Exercise prompt: As an exercise, copy out the entries exactly as written.

(Website and app data records)
↓↓↓

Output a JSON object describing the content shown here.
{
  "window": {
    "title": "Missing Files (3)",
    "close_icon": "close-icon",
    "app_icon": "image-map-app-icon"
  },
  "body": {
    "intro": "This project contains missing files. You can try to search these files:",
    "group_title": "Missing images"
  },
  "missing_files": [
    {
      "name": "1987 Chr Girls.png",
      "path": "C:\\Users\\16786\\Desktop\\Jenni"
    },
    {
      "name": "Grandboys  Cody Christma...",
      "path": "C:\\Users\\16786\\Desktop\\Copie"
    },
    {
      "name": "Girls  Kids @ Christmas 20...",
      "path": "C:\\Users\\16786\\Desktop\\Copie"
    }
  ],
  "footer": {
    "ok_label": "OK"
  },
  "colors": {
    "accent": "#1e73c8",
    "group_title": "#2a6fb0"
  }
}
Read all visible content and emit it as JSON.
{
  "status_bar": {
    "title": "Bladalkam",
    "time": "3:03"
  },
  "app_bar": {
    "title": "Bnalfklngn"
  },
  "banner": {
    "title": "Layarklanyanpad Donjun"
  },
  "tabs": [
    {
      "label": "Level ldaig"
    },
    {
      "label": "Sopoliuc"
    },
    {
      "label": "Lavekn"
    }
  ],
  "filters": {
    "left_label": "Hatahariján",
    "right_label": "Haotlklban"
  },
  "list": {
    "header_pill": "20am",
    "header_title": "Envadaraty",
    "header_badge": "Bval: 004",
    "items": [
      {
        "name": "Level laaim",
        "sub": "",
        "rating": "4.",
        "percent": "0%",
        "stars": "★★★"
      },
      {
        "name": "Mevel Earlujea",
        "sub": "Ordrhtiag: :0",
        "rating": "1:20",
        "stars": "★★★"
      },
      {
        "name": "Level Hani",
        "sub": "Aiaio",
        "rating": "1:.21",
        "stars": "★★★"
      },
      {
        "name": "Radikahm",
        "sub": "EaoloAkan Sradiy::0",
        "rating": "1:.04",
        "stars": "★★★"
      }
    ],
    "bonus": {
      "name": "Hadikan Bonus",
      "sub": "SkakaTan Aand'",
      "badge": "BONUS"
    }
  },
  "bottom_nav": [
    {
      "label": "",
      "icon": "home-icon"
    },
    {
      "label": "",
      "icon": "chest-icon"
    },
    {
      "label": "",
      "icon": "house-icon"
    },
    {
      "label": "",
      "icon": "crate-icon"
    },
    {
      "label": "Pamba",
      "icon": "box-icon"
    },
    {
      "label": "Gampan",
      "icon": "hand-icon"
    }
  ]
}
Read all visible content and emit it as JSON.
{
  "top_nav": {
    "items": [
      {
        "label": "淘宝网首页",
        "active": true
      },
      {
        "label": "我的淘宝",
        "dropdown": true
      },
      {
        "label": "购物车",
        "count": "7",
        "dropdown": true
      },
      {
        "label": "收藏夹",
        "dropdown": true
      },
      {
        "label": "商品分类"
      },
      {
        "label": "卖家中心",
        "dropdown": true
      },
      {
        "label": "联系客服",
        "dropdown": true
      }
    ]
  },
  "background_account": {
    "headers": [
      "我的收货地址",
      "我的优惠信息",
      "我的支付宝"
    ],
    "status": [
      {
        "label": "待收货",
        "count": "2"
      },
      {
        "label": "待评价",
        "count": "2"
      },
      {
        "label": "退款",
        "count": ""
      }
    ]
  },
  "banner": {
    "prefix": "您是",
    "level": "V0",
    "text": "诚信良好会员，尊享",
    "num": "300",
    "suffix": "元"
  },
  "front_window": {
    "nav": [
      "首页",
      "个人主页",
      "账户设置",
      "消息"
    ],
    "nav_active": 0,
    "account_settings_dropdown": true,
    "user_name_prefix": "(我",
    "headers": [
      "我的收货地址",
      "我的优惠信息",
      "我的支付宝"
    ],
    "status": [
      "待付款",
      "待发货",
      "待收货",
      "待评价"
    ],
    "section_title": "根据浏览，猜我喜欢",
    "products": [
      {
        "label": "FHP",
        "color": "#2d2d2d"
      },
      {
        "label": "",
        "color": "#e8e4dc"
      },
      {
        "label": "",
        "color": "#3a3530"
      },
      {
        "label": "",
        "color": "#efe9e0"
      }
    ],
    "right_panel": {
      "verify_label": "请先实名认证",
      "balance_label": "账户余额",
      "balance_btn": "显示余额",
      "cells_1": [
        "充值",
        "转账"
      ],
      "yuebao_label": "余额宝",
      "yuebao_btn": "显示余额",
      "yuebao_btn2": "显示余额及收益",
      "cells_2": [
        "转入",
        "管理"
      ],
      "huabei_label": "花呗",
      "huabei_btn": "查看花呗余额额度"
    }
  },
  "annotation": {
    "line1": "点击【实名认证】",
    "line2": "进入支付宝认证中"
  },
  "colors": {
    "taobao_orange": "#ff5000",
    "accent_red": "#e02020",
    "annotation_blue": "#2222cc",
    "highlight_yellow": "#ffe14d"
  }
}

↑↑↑

Exercise answer:
Output a JSON object describing the content shown here.
{
  "window": {
    "title": "Missing Files (3)",
    "close_icon": "close-icon",
    "app_icon": "image-map-app-icon"
  },
  "body": {
    "intro": "This project contains missing files. You can try to search these files:",
    "group_title": "Missing images"
  },
  "missing_files": [
    {
      "name": "1987 Chr Girls.png",
      "path": "C:\\Users\\16786\\Desktop\\Jenni"
    },
    {
      "name": "Grandboys  Cody Christma...",
      "path": "C:\\Users\\16786\\Desktop\\Copie"
    },
    {
      "name": "Girls  Kids @ Christmas 20...",
      "path": "C:\\Users\\16786\\Desktop\\Copie"
    }
  ],
  "footer": {
    "ok_label": "OK"
  },
  "colors": {
    "accent": "#1e73c8",
    "group_title": "#2a6fb0"
  }
}
Read all visible content and emit it as JSON.
{
  "status_bar": {
    "title": "Bladalkam",
    "time": "3:03"
  },
  "app_bar": {
    "title": "Bnalfklngn"
  },
  "banner": {
    "title": "Layarklanyanpad Donjun"
  },
  "tabs": [
    {
      "label": "Level ldaig"
    },
    {
      "label": "Sopoliuc"
    },
    {
      "label": "Lavekn"
    }
  ],
  "filters": {
    "left_label": "Hatahariján",
    "right_label": "Haotlklban"
  },
  "list": {
    "header_pill": "20am",
    "header_title": "Envadaraty",
    "header_badge": "Bval: 004",
    "items": [
      {
        "name": "Level laaim",
        "sub": "",
        "rating": "4.",
        "percent": "0%",
        "stars": "★★★"
      },
      {
        "name": "Mevel Earlujea",
        "sub": "Ordrhtiag: :0",
        "rating": "1:20",
        "stars": "★★★"
      },
      {
        "name": "Level Hani",
        "sub": "Aiaio",
        "rating": "1:.21",
        "stars": "★★★"
      },
      {
        "name": "Radikahm",
        "sub": "EaoloAkan Sradiy::0",
        "rating": "1:.04",
        "stars": "★★★"
      }
    ],
    "bonus": {
      "name": "Hadikan Bonus",
      "sub": "SkakaTan Aand'",
      "badge": "BONUS"
    }
  },
  "bottom_nav": [
    {
      "label": "",
      "icon": "home-icon"
    },
    {
      "label": "",
      "icon": "chest-icon"
    },
    {
      "label": "",
      "icon": "house-icon"
    },
    {
      "label": "",
      "icon": "crate-icon"
    },
    {
      "label": "Pamba",
      "icon": "box-icon"
    },
    {
      "label": "Gampan",
      "icon": "hand-icon"
    }
  ]
}
Read all visible content and emit it as JSON.
{
  "top_nav": {
    "items": [
      {
        "label": "淘宝网首页",
        "active": true
      },
      {
        "label": "我的淘宝",
        "dropdown": true
      },
      {
        "label": "购物车",
        "count": "7",
        "dropdown": true
      },
      {
        "label": "收藏夹",
        "dropdown": true
      },
      {
        "label": "商品分类"
      },
      {
        "label": "卖家中心",
        "dropdown": true
      },
      {
        "label": "联系客服",
        "dropdown": true
      }
    ]
  },
  "background_account": {
    "headers": [
      "我的收货地址",
      "我的优惠信息",
      "我的支付宝"
    ],
    "status": [
      {
        "label": "待收货",
        "count": "2"
      },
      {
        "label": "待评价",
        "count": "2"
      },
      {
        "label": "退款",
        "count": ""
      }
    ]
  },
  "banner": {
    "prefix": "您是",
    "level": "V0",
    "text": "诚信良好会员，尊享",
    "num": "300",
    "suffix": "元"
  },
  "front_window": {
    "nav": [
      "首页",
      "个人主页",
      "账户设置",
      "消息"
    ],
    "nav_active": 0,
    "account_settings_dropdown": true,
    "user_name_prefix": "(我",
    "headers": [
      "我的收货地址",
      "我的优惠信息",
      "我的支付宝"
    ],
    "status": [
      "待付款",
      "待发货",
      "待收货",
      "待评价"
    ],
    "section_title": "根据浏览，猜我喜欢",
    "products": [
      {
        "label": "FHP",
        "color": "#2d2d2d"
      },
      {
        "label": "",
        "color": "#e8e4dc"
      },
      {
        "label": "",
        "color": "#3a3530"
      },
      {
        "label": "",
        "color": "#efe9e0"
      }
    ],
    "right_panel": {
      "verify_label": "请先实名认证",
      "balance_label": "账户余额",
      "balance_btn": "显示余额",
      "cells_1": [
        "充值",
        "转账"
      ],
      "yuebao_label": "余额宝",
      "yuebao_btn": "显示余额",
      "yuebao_btn2": "显示余额及收益",
      "cells_2": [
        "转入",
        "管理"
      ],
      "huabei_label": "花呗",
      "huabei_btn": "查看花呗余额额度"
    }
  },
  "annotation": {
    "line1": "点击【实名认证】",
    "line2": "进入支付宝认证中"
  },
  "colors": {
    "taobao_orange": "#ff5000",
    "accent_red": "#e02020",
    "annotation_blue": "#2222cc",
    "highlight_yellow": "#ffe14d"
  }
}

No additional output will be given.